A startle response is okay, but coaxing them out of it to go investigate is what I do. “Soothing” a spooked puppy only reinforces that spook. A service dog in particular must be able to recompose themselves, to refocus, and figure out.
A couple big keys to making a socializing experience is you’re attitude, and matching the reinforcement to the wanted behavior. If you’re in a hurry, don’t have time to linger, or cannot just up and leave if the experience is too much for a pup, don’t go. Pick another time.
If you are looking forward to enjoying watching that new toddles discover what an elevator does, they’ll be primed to think maybe this could be fun. Matching the reward isn’t as hard to do as it is to explain either: the bigger, newer, or more potentially scary something is, that’s when you bring out the seriously good stuff and don’t be stingy with it.

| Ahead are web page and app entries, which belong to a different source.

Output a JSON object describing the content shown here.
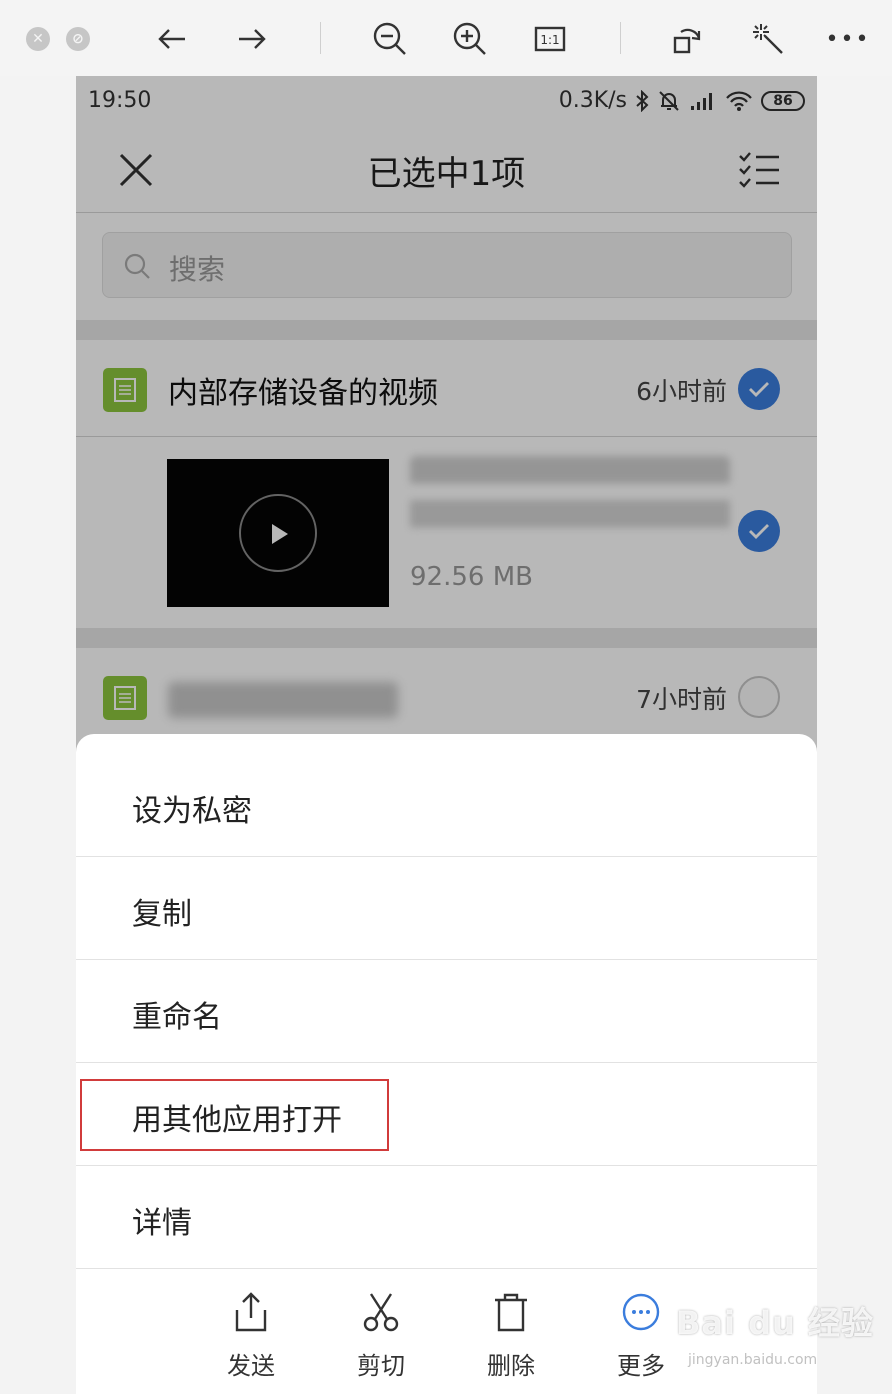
{
  "viewer": {
    "icons": [
      "close-window-icon",
      "minimize-window-icon",
      "back-arrow-icon",
      "forward-arrow-icon",
      "zoom-out-icon",
      "zoom-in-icon",
      "actual-size-icon",
      "rotate-icon",
      "magic-wand-icon",
      "more-icon"
    ],
    "actual_size_label": "1:1",
    "more_label": "•••"
  },
  "status_bar": {
    "time": "19:50",
    "speed": "0.3K/s",
    "battery": "86"
  },
  "header": {
    "title": "已选中1项"
  },
  "search": {
    "placeholder": "搜索"
  },
  "groups": [
    {
      "title": "内部存储设备的视频",
      "time": "6小时前",
      "checked": true
    },
    {
      "title": "",
      "time": "7小时前",
      "checked": false
    }
  ],
  "file": {
    "size": "92.56 MB",
    "checked": true
  },
  "menu": {
    "items": [
      {
        "label": "设为私密"
      },
      {
        "label": "复制"
      },
      {
        "label": "重命名"
      },
      {
        "label": "用其他应用打开",
        "highlighted": true
      },
      {
        "label": "详情"
      }
    ]
  },
  "actions": [
    {
      "label": "发送",
      "icon": "share-icon"
    },
    {
      "label": "剪切",
      "icon": "scissors-icon"
    },
    {
      "label": "删除",
      "icon": "trash-icon"
    },
    {
      "label": "更多",
      "icon": "more-circle-icon",
      "color": "#3b7ddd"
    }
  ],
  "colors": {
    "accent": "#3b7ddd",
    "doc_icon": "#8dc53e",
    "highlight": "#d13b3b"
  },
  "watermark": {
    "text": "Bai du 经验",
    "sub": "jingyan.baidu.com"
  }
}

Had a Dane that loved garlic bread, one who liked peach ice cream, another that would stand on his head for chinese chicken. Kenai loved butter of all things. Whatever it takes!
As experiences become accepted by the pup, the less of their favorite killer good stuff they get, and the less often they get it.
By the end of 9 weeks old, we are going on at least 2 small outings a day, or one sorta bigger one if they are showing themselves to be confident. Each week, I try to increase the number, the length, and the intensity of their new experiences.
That’s when having a good clicker trainer to take them out once or twice a week without me, to THOSE places is invaluable. There are places, sounds, crowds, etc that give me big anxiety or balance problems. So I will gladly pay to have a trained pro take my new puppy there for me. I’d rather spend the money on their socializing than even the difficult task training later.
If you trust your spouse, friends, or older kids to be good at watching and socializing the puppy, that’s great! Send them off (and hope they tell you more about it than “it was fine” *grin*). The more people they get used to, learn to adjust to, the better!